One person was killed and 19 others were injured when a car plowed through a crowd of counter-protesters, who had turned out to oppose the white nationalist groups.
The demonstrations in Charlottesville reignited an intense national debate about whether statues and monuments dedicated to Confederate leaders should be taken down.
In announcing his executive order Friday, McAuliffe said that several groups have requested permits in recent days to hold demonstrations similar to the Charlottesville rally at the Lee Monument in Richmond.
“State and local officials need to get ahead of this problem, so that we have the proper legal protections in place to allow for peaceful demonstrations, but without putting citizens and property at risk,” he said in a statement.
“Let me be clear, this executive order has nothing to do with infringing upon first amendment rights.
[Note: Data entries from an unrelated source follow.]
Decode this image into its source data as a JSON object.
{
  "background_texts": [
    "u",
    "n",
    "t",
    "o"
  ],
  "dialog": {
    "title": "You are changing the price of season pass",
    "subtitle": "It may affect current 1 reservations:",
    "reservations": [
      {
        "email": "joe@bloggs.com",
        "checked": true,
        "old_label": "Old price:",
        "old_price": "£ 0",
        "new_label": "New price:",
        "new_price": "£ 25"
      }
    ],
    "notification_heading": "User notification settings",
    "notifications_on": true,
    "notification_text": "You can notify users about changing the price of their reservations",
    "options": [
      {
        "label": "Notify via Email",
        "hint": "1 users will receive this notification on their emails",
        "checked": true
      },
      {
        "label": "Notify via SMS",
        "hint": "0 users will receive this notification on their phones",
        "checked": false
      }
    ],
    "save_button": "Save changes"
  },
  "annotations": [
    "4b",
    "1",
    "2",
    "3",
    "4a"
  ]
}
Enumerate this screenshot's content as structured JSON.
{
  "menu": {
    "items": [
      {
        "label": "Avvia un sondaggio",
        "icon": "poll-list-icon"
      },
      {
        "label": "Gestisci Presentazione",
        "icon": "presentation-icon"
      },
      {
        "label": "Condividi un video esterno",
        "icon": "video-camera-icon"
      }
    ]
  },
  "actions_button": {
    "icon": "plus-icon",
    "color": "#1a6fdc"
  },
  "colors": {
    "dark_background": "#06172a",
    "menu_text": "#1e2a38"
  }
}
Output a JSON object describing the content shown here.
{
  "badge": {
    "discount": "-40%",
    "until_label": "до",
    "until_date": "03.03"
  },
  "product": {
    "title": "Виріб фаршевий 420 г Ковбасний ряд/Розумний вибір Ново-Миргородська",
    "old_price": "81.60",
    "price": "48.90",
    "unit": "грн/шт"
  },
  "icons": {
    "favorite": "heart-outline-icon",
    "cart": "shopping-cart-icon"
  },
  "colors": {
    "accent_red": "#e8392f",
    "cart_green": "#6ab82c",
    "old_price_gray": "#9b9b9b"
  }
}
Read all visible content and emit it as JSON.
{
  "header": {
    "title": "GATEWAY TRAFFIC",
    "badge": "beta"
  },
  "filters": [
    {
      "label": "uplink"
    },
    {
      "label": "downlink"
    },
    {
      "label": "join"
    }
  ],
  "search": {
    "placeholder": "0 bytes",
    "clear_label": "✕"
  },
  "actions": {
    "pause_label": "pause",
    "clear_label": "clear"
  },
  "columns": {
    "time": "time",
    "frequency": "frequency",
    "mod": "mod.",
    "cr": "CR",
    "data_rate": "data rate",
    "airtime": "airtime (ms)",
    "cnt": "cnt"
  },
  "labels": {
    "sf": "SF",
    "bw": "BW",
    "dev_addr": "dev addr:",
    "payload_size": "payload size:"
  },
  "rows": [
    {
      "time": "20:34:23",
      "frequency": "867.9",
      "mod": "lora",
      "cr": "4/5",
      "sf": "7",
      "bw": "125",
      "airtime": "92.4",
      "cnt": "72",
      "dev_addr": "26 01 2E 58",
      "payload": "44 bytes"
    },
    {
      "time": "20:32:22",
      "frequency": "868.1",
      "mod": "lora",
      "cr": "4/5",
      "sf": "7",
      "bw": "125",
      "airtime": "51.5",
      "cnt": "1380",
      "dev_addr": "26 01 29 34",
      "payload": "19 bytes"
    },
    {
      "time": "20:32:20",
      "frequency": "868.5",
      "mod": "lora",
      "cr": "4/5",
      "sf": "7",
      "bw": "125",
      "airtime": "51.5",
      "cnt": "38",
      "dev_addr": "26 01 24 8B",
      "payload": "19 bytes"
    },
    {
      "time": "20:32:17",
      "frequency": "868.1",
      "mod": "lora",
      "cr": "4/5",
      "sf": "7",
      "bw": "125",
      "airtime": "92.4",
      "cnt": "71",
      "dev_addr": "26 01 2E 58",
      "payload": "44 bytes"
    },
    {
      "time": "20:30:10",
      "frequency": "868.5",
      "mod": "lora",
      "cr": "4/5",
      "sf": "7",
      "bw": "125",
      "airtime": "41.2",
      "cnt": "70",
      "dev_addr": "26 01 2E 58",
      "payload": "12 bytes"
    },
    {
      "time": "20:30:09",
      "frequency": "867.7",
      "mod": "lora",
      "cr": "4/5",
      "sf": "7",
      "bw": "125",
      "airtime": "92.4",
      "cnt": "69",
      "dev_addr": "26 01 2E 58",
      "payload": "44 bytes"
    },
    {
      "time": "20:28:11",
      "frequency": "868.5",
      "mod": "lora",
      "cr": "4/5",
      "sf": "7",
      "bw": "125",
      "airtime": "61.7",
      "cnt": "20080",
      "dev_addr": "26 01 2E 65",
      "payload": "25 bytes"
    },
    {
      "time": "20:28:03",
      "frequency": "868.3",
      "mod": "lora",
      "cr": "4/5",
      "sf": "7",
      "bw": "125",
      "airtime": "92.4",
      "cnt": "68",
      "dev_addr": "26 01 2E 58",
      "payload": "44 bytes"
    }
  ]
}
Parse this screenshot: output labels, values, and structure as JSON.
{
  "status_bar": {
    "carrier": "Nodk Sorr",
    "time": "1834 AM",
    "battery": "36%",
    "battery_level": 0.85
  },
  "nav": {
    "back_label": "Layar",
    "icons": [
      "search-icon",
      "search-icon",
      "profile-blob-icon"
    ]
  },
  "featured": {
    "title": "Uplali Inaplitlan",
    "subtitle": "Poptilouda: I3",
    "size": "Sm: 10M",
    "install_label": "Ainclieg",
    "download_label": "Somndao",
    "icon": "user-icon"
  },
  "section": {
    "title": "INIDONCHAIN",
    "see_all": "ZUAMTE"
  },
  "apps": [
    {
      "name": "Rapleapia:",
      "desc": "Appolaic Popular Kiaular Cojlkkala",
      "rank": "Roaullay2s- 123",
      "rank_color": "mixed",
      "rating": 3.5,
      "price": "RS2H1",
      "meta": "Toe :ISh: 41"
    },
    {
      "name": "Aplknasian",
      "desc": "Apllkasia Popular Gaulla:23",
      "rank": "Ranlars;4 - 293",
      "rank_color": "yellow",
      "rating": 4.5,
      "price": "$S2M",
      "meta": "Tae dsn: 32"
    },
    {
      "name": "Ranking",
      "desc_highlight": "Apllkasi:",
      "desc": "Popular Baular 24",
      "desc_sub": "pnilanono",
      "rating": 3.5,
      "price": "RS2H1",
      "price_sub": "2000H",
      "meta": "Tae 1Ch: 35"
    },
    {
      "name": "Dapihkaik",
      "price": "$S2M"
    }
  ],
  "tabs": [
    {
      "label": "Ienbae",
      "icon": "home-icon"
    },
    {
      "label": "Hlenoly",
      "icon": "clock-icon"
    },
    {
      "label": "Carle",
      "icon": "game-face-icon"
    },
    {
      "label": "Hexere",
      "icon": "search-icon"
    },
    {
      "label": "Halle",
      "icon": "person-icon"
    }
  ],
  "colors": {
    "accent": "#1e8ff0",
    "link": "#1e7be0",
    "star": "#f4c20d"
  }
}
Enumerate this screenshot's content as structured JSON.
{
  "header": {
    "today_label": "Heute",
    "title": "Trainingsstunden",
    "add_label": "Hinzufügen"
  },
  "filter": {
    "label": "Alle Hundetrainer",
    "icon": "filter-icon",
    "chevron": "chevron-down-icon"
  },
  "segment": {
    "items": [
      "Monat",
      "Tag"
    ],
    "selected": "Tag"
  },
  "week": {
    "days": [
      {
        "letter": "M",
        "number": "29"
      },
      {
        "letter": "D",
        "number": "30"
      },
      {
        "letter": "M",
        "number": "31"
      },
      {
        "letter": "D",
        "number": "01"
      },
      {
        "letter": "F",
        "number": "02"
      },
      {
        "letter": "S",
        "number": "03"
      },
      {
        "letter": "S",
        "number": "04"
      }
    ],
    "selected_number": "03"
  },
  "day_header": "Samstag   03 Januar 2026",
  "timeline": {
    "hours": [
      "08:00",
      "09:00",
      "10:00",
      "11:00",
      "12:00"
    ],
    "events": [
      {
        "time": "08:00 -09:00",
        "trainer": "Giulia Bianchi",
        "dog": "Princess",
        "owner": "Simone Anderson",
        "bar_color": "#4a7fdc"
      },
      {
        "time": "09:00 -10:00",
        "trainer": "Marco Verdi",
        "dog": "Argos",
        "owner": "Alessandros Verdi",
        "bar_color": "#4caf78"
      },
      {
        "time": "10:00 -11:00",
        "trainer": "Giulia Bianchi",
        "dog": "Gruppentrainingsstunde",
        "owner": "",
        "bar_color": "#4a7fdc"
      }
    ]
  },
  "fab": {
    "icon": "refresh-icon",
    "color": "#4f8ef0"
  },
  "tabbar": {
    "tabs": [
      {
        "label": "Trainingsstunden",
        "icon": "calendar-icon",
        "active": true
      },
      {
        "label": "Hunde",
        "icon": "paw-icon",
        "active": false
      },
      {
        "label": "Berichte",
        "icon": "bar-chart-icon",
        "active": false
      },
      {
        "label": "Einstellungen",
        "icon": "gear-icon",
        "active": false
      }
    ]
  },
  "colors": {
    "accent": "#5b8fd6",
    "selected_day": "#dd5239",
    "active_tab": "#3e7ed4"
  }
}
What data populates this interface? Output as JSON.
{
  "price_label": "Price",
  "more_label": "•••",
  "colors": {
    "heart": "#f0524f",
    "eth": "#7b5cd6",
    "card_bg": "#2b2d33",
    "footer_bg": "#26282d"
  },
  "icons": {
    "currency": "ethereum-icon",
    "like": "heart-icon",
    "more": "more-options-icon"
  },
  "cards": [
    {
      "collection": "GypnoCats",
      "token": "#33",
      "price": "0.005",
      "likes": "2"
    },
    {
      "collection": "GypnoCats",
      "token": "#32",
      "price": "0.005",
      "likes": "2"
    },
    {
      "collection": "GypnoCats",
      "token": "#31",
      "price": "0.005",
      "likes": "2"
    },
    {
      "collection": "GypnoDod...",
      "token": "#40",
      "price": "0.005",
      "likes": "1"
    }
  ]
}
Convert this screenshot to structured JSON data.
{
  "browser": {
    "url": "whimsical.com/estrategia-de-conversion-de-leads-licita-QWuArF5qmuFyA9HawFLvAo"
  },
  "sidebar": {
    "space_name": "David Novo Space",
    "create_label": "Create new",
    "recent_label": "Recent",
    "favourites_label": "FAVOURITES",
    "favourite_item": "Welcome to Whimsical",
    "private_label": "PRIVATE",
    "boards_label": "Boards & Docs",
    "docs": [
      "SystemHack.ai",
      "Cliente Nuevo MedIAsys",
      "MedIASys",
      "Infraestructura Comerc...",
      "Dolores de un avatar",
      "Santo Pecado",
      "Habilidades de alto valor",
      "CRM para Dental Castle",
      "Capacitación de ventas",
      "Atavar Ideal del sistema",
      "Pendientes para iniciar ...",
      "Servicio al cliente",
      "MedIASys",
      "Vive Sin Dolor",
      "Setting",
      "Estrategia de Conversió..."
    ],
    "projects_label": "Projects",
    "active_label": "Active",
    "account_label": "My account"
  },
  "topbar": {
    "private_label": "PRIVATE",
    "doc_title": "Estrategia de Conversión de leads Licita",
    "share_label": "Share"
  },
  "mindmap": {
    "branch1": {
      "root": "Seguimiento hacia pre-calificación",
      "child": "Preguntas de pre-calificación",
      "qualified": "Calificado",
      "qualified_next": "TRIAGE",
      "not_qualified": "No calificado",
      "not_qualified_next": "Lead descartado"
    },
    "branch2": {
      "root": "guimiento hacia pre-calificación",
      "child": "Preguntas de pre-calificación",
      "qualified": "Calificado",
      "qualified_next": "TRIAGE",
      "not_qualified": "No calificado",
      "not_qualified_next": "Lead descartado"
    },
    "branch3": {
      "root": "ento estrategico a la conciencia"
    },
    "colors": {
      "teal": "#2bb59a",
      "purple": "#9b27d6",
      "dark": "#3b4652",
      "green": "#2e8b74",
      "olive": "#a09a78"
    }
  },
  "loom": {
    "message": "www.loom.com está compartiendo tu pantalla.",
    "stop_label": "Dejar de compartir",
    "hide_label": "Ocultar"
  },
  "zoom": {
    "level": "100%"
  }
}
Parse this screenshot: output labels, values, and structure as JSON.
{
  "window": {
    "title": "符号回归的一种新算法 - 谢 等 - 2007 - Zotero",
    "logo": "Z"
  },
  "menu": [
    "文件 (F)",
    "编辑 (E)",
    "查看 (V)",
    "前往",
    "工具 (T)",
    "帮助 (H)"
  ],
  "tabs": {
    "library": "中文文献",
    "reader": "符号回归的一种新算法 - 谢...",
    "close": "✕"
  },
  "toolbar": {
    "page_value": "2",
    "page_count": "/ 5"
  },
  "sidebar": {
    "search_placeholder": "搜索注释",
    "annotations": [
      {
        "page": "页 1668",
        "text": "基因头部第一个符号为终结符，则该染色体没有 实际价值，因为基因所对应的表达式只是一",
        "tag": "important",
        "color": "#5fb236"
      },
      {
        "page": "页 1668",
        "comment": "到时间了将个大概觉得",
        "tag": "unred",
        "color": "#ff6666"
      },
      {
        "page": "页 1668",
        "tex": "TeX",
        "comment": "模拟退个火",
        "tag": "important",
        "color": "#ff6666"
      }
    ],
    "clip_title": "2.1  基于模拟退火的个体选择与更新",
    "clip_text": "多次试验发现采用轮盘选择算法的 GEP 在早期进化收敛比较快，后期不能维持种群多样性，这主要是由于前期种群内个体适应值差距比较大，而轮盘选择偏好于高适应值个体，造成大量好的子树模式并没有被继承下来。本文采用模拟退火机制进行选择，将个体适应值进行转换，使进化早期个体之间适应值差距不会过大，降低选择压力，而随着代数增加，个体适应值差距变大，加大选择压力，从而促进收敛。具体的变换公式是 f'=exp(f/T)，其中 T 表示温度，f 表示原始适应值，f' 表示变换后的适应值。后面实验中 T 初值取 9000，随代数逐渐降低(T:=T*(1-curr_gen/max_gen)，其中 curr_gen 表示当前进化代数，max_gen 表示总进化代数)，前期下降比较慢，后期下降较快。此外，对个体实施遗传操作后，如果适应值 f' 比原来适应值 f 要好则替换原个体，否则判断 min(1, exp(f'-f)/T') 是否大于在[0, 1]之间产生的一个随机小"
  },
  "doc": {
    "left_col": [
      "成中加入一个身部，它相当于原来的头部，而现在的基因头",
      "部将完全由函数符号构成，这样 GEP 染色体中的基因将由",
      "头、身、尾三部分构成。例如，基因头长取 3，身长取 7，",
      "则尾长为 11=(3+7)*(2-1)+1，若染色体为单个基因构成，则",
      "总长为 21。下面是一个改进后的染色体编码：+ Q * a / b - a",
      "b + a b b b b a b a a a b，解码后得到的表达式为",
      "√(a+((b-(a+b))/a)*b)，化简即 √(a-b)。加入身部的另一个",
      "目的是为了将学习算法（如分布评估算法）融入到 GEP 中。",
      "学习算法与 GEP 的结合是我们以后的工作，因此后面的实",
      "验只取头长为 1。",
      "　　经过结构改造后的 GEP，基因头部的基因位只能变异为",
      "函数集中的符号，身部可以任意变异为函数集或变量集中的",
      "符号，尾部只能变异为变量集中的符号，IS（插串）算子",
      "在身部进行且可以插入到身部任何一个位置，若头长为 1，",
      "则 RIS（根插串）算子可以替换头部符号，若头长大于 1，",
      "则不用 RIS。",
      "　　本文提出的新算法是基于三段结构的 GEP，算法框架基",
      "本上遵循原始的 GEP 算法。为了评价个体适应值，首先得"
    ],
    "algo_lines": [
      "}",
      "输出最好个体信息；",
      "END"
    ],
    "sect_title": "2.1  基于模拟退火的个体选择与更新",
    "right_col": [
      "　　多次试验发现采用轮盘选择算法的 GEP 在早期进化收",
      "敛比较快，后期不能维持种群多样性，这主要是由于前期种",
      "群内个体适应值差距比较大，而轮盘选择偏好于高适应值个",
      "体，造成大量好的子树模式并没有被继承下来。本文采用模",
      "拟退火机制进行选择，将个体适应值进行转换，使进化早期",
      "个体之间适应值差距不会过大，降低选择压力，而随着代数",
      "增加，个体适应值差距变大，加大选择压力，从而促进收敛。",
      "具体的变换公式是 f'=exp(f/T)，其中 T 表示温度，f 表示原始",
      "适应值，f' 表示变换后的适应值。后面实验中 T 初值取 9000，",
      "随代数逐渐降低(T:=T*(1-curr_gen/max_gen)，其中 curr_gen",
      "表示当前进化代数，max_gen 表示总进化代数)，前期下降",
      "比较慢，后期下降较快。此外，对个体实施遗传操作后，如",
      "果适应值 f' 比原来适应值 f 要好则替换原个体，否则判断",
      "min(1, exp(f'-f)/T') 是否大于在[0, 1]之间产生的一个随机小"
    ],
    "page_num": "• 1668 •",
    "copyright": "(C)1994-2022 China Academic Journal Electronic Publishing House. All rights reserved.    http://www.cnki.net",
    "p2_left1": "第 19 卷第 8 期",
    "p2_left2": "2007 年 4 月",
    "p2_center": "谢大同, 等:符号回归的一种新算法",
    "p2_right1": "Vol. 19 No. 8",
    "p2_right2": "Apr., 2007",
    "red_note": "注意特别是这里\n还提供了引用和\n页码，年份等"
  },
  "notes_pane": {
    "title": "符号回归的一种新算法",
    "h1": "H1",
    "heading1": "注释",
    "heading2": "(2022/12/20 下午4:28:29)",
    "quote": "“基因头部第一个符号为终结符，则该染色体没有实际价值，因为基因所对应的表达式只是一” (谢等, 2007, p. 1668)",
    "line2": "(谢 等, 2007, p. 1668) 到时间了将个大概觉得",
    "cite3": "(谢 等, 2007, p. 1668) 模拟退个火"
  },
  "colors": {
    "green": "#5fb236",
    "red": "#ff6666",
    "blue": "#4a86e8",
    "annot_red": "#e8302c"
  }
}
This is a temporary suspension, issued with the singular purpose of creating fail-safe regulations to preserve the health and well-being of our citizens and ensuring that nothing like what occurred in Charlottesville happens again,” he said.
Current safety regulations for demonstrations at the Lee monument in Richmond date back decades, according to a press release issued by McAuliffe’s office, and major protests in the area could “provide for not only major public safety concerns, but present serious threats to both traffic and private property.”